    He's known for making great explanations on the field of each and every call. He also will step back and explain a play even if there wasn't a flag or a challenge flag on it just to make sure that there is no controversy.

    Add in that his only questionably controversial call is a 2010 Calvin Johnson touchdown that he overruled, and it's easy to see why I have him rated so high. That call is the epitome of Gene Steratore. His explanation of the call included a quote directly from the rule book. 

    It was so well-versed that people were calling for the NFL to change the rule. When you can make a controversial albeit correct call but still have no heat put on you, that's just talent as an official. His well-respected nature and by-the-book attitude make Steratore the best referee in the NFL.


    Competence Level — Super Bowl Caliber

    All stats used are either from Pro Football Focus's Premium StatsESPN.com, CFBStats.com or NFL.com. 

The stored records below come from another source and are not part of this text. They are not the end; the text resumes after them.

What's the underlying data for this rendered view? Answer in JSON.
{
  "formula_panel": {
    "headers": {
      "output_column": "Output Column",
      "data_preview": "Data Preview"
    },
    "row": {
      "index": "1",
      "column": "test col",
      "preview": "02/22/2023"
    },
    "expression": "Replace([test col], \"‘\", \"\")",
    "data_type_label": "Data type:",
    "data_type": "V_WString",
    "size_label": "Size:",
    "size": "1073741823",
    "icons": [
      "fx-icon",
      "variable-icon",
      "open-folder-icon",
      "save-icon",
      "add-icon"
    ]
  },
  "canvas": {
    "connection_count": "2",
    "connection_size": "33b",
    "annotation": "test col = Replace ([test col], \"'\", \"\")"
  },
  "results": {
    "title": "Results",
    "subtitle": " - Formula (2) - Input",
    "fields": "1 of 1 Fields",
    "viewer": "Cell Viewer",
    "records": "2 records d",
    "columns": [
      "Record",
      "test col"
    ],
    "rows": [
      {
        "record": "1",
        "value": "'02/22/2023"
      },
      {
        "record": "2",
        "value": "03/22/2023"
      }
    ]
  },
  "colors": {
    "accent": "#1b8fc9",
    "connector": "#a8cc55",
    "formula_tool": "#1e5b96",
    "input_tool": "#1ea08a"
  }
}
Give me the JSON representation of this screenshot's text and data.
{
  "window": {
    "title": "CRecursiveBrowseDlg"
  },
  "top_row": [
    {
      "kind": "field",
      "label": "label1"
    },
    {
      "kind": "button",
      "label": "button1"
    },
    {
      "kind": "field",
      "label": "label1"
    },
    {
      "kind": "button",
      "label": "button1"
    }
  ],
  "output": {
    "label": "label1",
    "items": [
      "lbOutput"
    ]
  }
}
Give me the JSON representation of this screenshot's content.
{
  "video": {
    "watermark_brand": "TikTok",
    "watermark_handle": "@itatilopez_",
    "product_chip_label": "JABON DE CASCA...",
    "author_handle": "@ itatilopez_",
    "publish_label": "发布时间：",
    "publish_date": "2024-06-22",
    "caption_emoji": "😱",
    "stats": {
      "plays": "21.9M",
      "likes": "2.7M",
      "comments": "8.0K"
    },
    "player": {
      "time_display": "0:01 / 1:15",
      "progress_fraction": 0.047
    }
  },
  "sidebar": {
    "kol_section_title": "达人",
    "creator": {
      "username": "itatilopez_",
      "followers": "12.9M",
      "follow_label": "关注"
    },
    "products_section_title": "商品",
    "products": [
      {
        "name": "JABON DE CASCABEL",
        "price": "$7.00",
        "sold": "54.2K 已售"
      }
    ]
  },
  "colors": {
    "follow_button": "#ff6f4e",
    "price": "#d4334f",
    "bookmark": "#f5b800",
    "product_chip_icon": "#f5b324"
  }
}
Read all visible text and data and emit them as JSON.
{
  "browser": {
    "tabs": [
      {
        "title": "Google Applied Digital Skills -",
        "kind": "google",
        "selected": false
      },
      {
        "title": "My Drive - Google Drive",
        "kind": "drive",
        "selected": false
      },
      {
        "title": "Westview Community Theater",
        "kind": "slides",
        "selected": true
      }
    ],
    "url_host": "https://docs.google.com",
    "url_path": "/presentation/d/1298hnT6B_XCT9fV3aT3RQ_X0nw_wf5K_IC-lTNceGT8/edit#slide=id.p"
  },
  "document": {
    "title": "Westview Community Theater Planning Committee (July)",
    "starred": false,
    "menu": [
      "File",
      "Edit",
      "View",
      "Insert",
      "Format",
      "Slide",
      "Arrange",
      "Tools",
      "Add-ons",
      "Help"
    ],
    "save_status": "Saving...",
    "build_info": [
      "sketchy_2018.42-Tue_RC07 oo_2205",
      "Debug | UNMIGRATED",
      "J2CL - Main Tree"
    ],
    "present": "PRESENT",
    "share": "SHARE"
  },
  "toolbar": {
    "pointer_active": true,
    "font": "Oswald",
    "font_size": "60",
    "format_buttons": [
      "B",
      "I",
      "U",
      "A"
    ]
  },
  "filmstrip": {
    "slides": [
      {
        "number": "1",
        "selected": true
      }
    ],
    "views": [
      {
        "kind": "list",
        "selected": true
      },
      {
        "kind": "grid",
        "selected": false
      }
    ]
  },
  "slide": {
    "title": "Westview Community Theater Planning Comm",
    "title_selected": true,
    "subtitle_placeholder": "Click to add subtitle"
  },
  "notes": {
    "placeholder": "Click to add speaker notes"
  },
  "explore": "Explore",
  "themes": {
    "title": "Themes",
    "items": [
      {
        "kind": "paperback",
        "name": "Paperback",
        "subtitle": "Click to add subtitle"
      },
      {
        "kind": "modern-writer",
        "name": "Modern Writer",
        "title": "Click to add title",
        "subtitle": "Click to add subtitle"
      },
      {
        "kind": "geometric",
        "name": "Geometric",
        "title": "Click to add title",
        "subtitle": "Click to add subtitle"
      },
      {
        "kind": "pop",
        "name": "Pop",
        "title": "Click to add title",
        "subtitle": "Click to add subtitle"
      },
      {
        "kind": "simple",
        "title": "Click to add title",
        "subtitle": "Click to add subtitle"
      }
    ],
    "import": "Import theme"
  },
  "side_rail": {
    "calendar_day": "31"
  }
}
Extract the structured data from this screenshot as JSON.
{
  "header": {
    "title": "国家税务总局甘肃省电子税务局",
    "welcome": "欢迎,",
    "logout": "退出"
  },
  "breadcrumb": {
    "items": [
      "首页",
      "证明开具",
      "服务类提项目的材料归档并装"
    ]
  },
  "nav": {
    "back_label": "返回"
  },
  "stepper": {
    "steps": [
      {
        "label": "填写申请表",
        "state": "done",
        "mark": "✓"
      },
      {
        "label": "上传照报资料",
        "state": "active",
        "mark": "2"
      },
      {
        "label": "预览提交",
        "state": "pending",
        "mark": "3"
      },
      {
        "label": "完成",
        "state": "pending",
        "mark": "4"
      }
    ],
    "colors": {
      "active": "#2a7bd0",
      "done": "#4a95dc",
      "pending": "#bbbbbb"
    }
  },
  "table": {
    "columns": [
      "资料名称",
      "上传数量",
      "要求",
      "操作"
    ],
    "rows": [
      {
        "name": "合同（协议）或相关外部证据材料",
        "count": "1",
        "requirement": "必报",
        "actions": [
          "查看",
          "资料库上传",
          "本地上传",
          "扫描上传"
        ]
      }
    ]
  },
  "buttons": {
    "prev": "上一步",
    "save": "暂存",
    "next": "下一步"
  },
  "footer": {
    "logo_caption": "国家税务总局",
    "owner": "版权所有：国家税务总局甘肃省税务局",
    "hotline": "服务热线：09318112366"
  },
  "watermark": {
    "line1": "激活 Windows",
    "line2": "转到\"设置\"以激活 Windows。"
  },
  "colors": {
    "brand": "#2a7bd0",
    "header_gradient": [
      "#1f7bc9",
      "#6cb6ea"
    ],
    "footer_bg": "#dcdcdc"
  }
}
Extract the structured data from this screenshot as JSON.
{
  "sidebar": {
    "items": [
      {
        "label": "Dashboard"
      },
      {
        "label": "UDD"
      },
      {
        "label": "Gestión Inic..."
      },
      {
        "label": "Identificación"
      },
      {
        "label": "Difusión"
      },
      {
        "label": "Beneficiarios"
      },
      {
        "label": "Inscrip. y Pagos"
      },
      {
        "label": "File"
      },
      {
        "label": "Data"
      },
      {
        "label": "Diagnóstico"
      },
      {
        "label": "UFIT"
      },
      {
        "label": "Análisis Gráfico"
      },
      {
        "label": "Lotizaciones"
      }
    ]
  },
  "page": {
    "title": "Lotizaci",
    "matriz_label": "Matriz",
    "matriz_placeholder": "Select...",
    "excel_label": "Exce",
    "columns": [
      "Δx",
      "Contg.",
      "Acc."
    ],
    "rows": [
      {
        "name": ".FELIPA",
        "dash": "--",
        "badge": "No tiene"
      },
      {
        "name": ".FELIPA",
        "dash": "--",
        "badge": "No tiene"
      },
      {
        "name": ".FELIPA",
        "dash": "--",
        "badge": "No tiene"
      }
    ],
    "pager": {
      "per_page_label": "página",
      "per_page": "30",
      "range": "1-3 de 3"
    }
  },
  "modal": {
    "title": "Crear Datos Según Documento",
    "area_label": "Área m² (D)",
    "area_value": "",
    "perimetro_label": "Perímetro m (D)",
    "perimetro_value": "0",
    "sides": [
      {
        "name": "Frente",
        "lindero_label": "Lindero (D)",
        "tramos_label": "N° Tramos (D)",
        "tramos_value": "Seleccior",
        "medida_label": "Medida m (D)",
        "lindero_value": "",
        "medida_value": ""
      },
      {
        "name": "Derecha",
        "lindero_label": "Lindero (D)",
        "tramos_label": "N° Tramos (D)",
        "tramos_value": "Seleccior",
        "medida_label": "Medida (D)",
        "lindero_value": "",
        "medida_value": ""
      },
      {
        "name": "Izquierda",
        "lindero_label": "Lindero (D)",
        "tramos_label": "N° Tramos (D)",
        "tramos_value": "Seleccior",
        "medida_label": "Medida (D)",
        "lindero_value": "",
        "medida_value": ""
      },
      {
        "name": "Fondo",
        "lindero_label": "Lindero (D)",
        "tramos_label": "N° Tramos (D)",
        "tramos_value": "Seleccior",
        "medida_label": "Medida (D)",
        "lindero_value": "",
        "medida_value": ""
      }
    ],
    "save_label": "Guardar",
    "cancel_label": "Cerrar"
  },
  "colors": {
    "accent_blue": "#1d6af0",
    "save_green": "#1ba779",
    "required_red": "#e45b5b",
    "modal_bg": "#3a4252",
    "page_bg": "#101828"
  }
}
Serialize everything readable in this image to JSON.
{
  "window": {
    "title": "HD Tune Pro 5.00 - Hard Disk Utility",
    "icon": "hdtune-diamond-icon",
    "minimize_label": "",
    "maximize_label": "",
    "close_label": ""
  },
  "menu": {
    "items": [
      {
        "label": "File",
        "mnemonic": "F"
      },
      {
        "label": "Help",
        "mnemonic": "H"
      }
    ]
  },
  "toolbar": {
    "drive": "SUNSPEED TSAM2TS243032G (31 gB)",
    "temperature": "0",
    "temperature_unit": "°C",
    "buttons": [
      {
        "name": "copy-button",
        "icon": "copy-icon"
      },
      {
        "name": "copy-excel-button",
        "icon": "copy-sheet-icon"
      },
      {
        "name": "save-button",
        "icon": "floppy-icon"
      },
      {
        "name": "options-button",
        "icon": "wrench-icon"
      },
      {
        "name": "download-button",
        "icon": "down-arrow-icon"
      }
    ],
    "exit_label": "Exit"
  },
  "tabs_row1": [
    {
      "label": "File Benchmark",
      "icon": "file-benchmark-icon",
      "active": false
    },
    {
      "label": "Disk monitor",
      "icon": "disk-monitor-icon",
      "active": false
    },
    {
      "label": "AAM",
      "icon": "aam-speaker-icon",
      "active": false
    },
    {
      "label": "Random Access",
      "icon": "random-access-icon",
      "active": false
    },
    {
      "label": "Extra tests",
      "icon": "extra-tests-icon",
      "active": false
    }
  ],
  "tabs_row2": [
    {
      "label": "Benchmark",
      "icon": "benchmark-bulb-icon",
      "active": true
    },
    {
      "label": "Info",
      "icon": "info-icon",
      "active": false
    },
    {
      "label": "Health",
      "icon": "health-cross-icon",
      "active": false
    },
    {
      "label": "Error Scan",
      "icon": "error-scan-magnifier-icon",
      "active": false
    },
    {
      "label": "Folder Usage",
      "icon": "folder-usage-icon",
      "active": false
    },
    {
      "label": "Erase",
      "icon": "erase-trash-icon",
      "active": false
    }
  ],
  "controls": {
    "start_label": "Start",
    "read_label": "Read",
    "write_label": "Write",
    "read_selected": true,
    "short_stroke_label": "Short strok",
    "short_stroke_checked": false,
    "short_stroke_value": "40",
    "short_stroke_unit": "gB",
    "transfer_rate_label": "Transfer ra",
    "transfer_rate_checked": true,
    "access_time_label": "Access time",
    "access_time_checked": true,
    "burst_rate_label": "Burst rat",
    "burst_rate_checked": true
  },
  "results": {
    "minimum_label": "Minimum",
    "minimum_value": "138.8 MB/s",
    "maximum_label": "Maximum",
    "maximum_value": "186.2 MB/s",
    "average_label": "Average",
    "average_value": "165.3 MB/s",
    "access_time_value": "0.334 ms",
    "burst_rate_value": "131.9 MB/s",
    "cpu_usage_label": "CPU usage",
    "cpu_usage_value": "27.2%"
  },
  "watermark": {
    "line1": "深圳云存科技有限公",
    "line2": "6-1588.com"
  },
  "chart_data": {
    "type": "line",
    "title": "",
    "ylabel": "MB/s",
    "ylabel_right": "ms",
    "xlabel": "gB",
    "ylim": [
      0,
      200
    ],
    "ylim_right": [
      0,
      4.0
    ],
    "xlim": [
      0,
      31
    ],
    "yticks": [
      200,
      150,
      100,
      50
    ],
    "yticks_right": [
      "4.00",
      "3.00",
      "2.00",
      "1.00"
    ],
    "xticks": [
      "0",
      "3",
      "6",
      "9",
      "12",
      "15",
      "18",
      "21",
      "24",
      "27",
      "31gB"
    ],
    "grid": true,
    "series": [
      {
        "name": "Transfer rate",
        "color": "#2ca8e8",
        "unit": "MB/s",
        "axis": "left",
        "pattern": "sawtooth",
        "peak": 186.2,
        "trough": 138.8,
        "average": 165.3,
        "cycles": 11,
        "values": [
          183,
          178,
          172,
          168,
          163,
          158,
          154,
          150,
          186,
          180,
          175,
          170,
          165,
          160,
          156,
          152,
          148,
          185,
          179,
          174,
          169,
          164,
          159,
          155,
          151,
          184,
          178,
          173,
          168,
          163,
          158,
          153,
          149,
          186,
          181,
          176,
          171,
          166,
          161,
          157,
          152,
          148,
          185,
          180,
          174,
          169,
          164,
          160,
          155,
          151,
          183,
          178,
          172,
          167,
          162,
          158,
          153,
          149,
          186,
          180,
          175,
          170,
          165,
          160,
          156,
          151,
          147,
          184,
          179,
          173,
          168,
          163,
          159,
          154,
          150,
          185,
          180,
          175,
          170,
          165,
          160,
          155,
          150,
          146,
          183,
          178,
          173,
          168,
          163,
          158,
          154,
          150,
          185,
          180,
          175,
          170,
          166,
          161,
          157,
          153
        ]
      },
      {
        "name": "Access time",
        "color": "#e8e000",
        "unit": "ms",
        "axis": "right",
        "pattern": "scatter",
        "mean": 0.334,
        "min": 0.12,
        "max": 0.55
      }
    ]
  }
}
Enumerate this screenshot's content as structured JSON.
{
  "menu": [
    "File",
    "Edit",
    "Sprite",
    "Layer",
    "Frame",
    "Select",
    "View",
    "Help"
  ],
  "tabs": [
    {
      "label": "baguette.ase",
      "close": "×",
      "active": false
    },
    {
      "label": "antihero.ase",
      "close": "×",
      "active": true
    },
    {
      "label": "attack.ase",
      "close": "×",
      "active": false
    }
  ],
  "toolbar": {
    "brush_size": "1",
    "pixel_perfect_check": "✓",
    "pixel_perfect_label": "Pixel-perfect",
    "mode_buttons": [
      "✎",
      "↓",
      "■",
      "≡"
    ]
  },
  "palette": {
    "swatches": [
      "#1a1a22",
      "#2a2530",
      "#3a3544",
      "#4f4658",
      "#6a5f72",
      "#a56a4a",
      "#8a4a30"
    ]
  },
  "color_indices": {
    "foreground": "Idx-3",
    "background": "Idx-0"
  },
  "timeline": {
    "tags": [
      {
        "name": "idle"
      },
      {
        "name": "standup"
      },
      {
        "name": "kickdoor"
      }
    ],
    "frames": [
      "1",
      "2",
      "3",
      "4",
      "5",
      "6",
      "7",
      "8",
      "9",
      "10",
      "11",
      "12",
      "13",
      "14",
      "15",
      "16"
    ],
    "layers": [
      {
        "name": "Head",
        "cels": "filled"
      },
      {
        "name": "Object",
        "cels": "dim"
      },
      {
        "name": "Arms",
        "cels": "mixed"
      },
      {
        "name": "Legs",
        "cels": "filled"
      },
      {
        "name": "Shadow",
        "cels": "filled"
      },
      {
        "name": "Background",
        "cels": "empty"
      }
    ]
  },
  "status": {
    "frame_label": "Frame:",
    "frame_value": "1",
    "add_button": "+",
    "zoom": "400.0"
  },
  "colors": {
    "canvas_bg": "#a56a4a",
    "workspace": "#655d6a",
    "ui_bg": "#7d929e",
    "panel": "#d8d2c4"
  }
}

    Scott Carasik is a Featured Columnist for Bleacher Report. He covers the Atlanta Falcons, NFL and NFL Draft. He is also the Falcons analyst at Drafttek, runs the NFL Draft Website ScarDraft.com and hosts Kvetching Draftniks Radio.